During the Second Boer War (1899–1902), British troops were given an iron ration made of four ounces of pemmican and four ounces of chocolate and sugar. The pemmican would keep in perfect condition for decades. It was considered much superior to biltong, a form of cured game meats commonly used in Africa. This iron ration was prepared in two small tins (soldered together) which were fastened inside the soldiers' belts. It was the last ration used and it was used only as a last resort---when ordered by the commanding officer. A man could march on this for 36 hours before he began to drop from hunger.
The children in the literary series Swallows and Amazons frequently refer to corned beef as pemmican as it seems more adventurous to them. It is also mentioned in Alfred Lansing's 1959 book Endurance: Shackleton's Incredible Voyage.
In the science fiction story Hiero's Journey by Sterling E. Lanier, Hiero, a "Metz" living thousands of years in the future, has a trail food, "pemeecan", which is a mixture of fat, maple sugar, and dried berries.
Harvey Randall, in the book Lucifer's Hammer, makes pemmican in preparation for a cometary impact.
The explorer Samuel Hearne writes about his experiences with pemmican in his book A Journey from Prince of Wales’ Fort in Hudson’s Bay, to the Northern Ocean . . . in the years 1769, 1770, 1771 and 1772. In the book Hearne describes many instances of himself and his North Indian companions relying on pemmican as their only food for extended periods of time during their travels. According to Hearne the North Indians in his company would, when being in an area with large amounts of game, make a habit of stopping to hunt large amount of game in order to prepare as much pemmican as could be carried. If their stocks of pemmican was already full the Indians would often still kill as much big game as possible but only take and eat the marrow-bones, fat and tongue while the rest of the animal was left behind.
In the adult novel She Who Remembers, Kwani, the main protagonist, is shown how to make pemmican by blending together animal fats, meat, and berries.
Dylan Thomas in his 1946 BBC radio piece "Holiday Memory" refers to a child's ride on a seaside donkey imagined as being alongside "..Atlas-muscled Mounties, rifled and pemmicanned..." .
In Tess Garman and Teagan Gavet's graphic novel series, Nordguard, pemmican is featured.
In many of Louis L'Amour's Western novels, Pemmican is eaten as a staple of trail travel.

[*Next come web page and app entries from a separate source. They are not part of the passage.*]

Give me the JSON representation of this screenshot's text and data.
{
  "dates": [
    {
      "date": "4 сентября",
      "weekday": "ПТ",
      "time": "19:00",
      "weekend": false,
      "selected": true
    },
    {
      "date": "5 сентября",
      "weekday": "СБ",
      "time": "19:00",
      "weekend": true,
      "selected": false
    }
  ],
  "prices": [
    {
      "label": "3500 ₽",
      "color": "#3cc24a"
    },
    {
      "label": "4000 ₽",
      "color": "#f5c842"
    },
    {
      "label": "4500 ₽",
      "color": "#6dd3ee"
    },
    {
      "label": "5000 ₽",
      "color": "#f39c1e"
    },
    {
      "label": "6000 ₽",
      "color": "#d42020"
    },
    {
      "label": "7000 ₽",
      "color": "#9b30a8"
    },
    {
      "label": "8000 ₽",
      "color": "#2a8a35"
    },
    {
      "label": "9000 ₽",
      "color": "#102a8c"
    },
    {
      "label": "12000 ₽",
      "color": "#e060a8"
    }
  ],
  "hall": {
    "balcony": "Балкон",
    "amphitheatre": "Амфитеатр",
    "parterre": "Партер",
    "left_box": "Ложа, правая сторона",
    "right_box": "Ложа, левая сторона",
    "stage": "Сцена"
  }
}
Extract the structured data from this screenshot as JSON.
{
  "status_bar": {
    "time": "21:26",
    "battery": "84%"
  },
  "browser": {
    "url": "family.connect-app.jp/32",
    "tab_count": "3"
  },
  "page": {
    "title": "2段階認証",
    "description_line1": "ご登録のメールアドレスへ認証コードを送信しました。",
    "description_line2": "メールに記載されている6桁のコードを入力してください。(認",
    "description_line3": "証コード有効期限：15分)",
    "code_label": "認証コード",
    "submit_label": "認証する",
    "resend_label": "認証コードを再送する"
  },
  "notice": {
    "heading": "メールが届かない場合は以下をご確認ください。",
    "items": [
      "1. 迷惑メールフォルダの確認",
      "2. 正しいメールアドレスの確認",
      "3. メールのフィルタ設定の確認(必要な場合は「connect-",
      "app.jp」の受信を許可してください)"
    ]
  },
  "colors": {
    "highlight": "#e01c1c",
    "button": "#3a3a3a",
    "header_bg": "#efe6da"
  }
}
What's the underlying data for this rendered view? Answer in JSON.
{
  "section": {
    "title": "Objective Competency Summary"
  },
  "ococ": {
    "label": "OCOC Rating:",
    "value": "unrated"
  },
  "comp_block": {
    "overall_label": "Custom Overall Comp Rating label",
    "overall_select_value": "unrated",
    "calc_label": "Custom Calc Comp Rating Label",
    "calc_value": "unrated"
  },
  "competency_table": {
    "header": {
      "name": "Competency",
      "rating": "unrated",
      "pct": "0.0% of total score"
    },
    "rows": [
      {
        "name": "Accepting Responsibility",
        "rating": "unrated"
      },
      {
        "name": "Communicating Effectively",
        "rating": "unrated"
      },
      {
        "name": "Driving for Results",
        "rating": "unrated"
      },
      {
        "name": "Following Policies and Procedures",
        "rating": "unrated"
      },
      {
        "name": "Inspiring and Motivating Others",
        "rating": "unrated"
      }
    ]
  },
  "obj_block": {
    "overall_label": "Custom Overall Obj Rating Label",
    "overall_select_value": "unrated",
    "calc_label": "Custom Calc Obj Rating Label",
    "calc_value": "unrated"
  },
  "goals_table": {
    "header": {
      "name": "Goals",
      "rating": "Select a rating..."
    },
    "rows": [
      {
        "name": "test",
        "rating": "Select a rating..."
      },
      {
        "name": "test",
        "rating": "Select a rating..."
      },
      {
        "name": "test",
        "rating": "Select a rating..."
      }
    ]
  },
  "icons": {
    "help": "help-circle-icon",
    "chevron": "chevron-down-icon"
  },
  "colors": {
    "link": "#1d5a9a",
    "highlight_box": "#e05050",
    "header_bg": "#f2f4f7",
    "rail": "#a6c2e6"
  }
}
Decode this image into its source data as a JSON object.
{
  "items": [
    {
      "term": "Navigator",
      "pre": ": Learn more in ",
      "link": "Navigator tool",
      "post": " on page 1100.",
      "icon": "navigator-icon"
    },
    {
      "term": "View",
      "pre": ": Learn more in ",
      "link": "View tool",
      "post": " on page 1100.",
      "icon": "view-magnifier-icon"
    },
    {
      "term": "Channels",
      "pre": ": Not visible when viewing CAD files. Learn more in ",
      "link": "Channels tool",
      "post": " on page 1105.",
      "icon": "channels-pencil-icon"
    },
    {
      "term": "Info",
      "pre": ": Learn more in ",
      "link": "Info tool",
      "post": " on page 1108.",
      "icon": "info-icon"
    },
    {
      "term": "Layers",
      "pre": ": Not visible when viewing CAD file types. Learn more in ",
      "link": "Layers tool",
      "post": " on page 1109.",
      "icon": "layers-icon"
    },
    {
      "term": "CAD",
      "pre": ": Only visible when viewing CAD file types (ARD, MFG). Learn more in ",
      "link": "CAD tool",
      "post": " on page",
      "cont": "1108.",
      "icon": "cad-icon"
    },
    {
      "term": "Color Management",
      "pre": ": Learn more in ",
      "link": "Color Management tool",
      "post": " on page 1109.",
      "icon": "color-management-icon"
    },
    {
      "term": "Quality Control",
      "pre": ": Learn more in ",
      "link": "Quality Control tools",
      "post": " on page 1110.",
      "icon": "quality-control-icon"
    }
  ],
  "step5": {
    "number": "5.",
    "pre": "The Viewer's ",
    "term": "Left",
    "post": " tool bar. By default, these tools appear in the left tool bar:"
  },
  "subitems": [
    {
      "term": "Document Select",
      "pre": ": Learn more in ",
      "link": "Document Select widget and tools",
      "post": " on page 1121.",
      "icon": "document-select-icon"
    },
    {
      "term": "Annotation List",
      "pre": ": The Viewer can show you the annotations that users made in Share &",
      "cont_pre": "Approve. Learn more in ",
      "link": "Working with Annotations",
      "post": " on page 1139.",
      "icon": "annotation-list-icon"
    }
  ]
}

In Ken Kesey's novel Sometimes a Great Notion, the narrator Leland describes his brother Hank's girlfriend as "Hank's pale wildwood flower, I decided; barefooty and fattened out round and comfortable on huckleberry and pemmican."
In the comic series Oumpah-pah, the eponymous main character frequently eats pemmican, though his European friends routinely get sick from eating it.